clotildes fruit compotes girl with baloon

Just How Mama Used to Make it

May 13, 2013

THE snack that Clotilde Fitzgibbon missed most when she came to Ireland in 1990 was the fruit compóte her mother used to make and serve to her family in France.


It was delicious and nutritious and she was puzzled why a similar product was not available in Ireland, as it was very popular in her native country, especially with children.
But that was to change after Clotilde introduced her own homemade compóte to Irish consumers who have now developed a taste for the natural and versatile product that is high in vitamin C and dietary fibre.

The background to it all is that she married tillage farmer Paddy Fitzgibbon and settled in Glanworth, Co Cork. The couple have three children, Celine (18), Jerome (16) and Laetitia (11).

But it was not until local dairy farmer Pat Landers asked her what French products might work in Ireland that she thought about turning her skills in making fruit compóte into a small food business.

Having grown up on a farm in France, surrounded by apple trees and with a love of cooking and a passion for wholesome produce, she set up an artisan food company with Pat Landers and named it, Clotilde’s Fruit Compóte.

Fruit compóte was, however, a new product for many Irish consumers, but she assured them it was a 100% natural product, with no added sugar or preservatives, and soon it began to attract growing interest.

The name is derived from the French word compóte, meaning mixture. It was originally served as an afternoon snack with sour cream and biscuits. During the Renaissance, it was served chilled at the end of dinner.

Compóte, which originated from 17th century France, can be used as a daily snack on its own or added to natural yoghurts, porridge, cereals, muesli, bread and toast, ice cream, fruit tarts or as a dessert.

Her varieties of compóte have become much sought after in Munster where they are now being sold in 25 shops including SuperValu and Centra stores, a mere two years after going on the market, as well at farmers markets and in health shops.

She is producing 400 pots of compóte per week in her kitchen at Glanworth but the production target is 1,000 pots a week with a renewed focus on targeting the market in Dublin about to be planned.

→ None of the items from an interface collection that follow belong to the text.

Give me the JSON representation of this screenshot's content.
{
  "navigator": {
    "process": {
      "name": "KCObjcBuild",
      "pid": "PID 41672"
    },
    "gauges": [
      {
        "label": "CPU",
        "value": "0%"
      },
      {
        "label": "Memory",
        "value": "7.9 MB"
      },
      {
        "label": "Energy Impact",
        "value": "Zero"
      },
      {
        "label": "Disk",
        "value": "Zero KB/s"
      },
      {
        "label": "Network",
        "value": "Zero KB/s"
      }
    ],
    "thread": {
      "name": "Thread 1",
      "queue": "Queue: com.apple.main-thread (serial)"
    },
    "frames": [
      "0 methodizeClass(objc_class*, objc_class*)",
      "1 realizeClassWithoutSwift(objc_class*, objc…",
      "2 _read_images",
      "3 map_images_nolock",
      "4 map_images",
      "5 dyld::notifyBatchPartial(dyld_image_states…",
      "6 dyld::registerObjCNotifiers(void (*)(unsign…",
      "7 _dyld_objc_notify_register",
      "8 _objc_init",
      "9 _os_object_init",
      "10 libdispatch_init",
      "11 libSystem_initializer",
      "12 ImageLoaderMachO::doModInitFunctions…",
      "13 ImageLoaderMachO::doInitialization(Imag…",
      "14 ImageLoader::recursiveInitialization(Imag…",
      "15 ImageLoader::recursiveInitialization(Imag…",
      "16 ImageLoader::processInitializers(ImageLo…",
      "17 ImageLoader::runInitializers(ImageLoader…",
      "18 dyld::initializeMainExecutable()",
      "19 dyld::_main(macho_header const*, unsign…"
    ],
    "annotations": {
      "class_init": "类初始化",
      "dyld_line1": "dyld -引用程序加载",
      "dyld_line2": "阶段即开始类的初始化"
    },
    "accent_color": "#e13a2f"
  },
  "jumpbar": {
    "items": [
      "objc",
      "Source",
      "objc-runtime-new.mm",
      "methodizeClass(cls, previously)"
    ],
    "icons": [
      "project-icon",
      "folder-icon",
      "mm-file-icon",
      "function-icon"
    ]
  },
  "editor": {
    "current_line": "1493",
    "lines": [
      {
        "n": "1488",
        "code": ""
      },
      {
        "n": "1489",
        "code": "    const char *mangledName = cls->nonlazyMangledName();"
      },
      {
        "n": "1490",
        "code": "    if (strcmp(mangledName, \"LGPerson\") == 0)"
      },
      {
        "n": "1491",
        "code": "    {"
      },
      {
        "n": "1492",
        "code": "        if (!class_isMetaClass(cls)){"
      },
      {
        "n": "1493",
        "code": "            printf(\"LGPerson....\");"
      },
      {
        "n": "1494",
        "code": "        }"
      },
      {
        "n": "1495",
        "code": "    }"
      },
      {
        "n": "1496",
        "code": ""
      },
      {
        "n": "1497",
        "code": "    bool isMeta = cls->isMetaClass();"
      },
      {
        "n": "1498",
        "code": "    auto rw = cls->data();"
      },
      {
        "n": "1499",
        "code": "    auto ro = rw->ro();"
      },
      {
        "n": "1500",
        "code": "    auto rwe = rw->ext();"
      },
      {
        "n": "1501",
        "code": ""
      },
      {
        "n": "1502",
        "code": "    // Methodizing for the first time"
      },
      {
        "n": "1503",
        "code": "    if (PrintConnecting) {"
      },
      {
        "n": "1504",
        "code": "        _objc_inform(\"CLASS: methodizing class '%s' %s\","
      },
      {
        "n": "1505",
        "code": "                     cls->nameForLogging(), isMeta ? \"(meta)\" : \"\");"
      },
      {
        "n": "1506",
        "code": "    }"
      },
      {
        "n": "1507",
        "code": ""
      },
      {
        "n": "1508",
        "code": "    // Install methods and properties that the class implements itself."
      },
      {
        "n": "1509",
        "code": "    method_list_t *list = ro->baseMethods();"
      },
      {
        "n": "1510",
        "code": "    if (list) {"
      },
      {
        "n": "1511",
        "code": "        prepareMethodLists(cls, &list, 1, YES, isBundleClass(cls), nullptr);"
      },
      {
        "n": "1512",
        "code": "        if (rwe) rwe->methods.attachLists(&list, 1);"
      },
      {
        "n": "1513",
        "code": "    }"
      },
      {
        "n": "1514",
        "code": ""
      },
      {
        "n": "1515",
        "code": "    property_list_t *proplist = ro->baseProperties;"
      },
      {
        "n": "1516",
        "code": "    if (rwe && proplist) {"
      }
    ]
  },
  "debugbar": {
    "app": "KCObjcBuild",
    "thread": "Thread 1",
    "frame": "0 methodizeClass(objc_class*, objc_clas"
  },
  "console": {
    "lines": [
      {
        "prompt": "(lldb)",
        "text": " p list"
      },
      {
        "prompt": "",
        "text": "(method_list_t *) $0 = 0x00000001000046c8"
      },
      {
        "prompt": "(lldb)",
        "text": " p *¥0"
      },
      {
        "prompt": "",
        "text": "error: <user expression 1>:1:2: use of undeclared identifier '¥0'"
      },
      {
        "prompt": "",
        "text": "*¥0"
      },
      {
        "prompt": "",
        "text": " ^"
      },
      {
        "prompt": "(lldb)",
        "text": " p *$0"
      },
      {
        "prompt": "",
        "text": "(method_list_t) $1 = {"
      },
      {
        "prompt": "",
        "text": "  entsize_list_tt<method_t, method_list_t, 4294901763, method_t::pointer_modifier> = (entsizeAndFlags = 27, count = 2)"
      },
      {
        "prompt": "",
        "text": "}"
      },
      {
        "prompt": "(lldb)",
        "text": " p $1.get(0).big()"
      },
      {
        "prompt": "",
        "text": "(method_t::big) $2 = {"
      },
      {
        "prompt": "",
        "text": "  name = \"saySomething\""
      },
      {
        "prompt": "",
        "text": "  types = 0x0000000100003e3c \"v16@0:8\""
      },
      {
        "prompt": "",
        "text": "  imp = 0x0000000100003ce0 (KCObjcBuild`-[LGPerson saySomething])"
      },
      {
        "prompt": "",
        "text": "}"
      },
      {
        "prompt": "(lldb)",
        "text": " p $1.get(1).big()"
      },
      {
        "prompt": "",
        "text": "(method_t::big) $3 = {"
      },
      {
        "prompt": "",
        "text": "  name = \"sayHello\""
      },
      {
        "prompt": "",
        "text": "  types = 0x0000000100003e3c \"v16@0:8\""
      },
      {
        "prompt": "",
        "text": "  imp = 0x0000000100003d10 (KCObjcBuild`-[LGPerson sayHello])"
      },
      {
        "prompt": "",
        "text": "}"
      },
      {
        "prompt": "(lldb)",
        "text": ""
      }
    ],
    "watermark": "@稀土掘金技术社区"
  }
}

“The next big decision will be on commercialising the operation through outsourcing the production,” she said.

Meanwhile, Clotilde’s Compote, which comes in six different flavours, is proving popular across with all age groups and is especially suitable for coeliacs and diabetics and for people who cannot digest raw fruit.

It can also represent one of the five portions of fruit and vegetables that health experts are urging people to eat every day.

Clotilde, who has a degree in international trade, completed the Ballyhoura Country code of practice, which puts special emphasis on traceability and labelling verified by independent assessment.

She was one of just 11 food producers selected to participate in last year’s Enterprise Ireland SuperValu supplier development programme which is aimed at assisting emerging Irish food companies to achieve retail listings.

Developed by Enterprise Ireland in conjunction with SuperValu, and assisted by Bord Bia and Teagasc, the programme delivers support for small or emerging food companies to achieve the product quality, service standards and technical innovation necessary to reach supermarket shelves.

Being chosen for the programme, which combines workshops, delivered by both SuperValu and food industry experts, and one to one mentoring, was a significant achievement by Clotilde’s Fruit Compóte.

Participation is only offered to companies that have the potential to meet Enterprise Ireland’s criteria for high potential start-ups and who also have the potential to offer SuperValu and its retail partners a product or service, which adds value and difference for its customers.

An active member of the Taste of Ballyhoura Country, the brand initiative established by Ballyhoura Development to showcase the region’s craftisan foods, Clotilde’s Compóte is capturing market share and public attention.

Clotilde, who also teaches French at two primary schools in Fermoy, and is active in sports activities, is particularly delighted to be making the varieties of compóte her mother used to serve her family in northern France, when she was a child, and to be introducing Irish consumers to a food so close to her heart.

“The compóte are as delicious and nutritious as the ones I used to have at meal times in France. It is like being back at home,” she said.